After just six weekends in theaters, the sequel has nabbed an estimated $2.02 billion globally with $1.43 billion stemming from international markets, according to Disney. IMAX screens accounted for $227 million of that global haul, making the film the second-highest grossing IMAX release of all time.
"Coming out of the pandemic and China being closed, there were a lot of odds against movies coming back to pre-pandemic levels," Gelfond said. "The studios made that worse with [premium video-on-demand] and streaming. If there was ever a plague where everybody tried to kill us — [that was it]."
"Avatar: The Way of Water" is now one of just six titles in history to cross the $2 billion milestone, joining "Avengers: Endgame," "Titanic," "The Force Awakens," "Avengers: Infinity War," and its 2009 predecessor, "Avatar."

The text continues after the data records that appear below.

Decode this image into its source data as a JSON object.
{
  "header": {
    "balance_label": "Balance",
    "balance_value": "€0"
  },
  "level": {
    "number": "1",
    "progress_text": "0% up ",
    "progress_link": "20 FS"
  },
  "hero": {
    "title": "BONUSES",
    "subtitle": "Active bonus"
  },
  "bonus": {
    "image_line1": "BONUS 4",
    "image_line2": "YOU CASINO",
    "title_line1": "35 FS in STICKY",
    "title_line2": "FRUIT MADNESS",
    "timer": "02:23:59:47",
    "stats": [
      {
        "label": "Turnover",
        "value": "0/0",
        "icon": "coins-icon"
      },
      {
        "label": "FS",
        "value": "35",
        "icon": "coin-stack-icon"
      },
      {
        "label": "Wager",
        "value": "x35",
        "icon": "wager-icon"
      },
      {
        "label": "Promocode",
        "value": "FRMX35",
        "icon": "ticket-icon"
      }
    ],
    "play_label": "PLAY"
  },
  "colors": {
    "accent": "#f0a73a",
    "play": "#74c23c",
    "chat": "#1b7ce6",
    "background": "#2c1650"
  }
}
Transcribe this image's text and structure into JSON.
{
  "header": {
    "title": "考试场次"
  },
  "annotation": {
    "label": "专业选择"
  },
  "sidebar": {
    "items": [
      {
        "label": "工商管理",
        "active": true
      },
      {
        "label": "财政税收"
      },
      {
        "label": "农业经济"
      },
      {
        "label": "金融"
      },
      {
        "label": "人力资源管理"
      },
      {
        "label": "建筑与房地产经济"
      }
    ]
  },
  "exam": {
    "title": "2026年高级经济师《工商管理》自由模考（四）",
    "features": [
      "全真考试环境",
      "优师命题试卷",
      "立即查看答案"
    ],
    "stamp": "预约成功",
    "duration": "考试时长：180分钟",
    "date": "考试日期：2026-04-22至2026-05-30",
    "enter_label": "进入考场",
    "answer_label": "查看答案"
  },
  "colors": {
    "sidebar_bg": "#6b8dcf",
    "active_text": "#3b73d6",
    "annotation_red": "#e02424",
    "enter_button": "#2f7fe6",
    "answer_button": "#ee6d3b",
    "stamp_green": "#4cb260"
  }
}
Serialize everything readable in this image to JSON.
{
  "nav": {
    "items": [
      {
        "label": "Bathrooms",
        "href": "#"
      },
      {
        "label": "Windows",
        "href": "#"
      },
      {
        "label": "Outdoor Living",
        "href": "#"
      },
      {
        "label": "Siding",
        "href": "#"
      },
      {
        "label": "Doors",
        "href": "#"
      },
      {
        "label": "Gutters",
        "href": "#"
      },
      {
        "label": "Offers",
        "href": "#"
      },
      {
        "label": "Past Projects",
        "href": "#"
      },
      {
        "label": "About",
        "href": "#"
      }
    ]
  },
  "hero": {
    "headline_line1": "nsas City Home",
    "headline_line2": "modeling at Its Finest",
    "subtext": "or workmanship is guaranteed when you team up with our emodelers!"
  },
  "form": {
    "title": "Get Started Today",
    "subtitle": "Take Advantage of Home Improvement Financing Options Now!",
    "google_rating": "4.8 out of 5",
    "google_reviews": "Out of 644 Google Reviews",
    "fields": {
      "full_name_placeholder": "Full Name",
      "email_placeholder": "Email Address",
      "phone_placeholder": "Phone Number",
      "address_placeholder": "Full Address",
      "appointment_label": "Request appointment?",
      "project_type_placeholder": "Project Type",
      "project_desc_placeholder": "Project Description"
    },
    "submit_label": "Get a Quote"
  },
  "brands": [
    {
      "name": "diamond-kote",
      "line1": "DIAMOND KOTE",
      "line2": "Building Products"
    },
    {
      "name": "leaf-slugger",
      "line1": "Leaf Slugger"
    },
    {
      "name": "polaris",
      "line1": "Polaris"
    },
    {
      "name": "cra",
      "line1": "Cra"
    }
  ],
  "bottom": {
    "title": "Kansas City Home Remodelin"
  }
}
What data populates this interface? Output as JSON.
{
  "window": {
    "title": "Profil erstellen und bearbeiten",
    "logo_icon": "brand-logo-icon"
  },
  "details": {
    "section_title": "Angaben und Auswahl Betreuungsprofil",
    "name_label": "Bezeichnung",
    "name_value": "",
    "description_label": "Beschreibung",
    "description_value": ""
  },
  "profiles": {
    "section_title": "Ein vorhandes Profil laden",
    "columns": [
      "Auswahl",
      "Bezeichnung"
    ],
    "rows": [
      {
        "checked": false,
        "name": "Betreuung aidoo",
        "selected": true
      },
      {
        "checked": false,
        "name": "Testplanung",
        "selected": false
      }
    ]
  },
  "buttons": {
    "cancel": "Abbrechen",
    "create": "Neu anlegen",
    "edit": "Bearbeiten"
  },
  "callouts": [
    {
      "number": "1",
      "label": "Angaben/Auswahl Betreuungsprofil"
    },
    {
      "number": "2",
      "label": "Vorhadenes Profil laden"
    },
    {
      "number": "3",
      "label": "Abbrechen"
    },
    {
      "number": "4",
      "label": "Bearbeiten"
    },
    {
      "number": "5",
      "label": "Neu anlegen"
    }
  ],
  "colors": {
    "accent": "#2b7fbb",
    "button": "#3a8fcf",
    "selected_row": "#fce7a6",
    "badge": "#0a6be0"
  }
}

'There are going to be changes'
According to data from Comscore, the domestic box office brought in just over $7.4 billion in 2022, representing a roughly 70% year-over-year increase but still 30% below pre-pandemic levels.
Industry watchers blamed the dip on a lack of new content, as 2022 saw around 40 fewer wide releases compared to pre-pandemic years; however, Gelfond called out several tentpoles which will likely add to box office totals in 2023, including "Ant-Man and the Wasp: Quantumania," "Mission: Impossible – Dead Reckoning Part One," "Fast X," and "Guardians of the Galaxy Vol. 3."
Although none of those films may reach the same meteoric numbers as 2022's "Top Gun: Maverick" — which secured more than $1.5 billion in global ticket sales — there's still enough demand for big budget films to go around.
"For IMAX, we're in the blockbuster business. The question is how many blockbusters are there? So even if there's not one that does $1.5 billion, I think there's so many that we feel very good about the year," Gelfond said.
Still, the executive warned the industry may never fully recover to where it once was amid recent challenges like shrinking production budgets and the streaming boom.
"There are challenges in the traditional movie business and I think there will probably be less screens, particularly in North America...they're going to have to find different audiences," he explained, suggesting live content like sports may replace some of what was lost before.
"Like many businesses, there are going to be changes — hopefully for the better."
Alexandra is a Senior Entertainment and Media Reporter at Yahoo Finance. Follow her on Twitter @alliecanal8193 and email her at email@example.com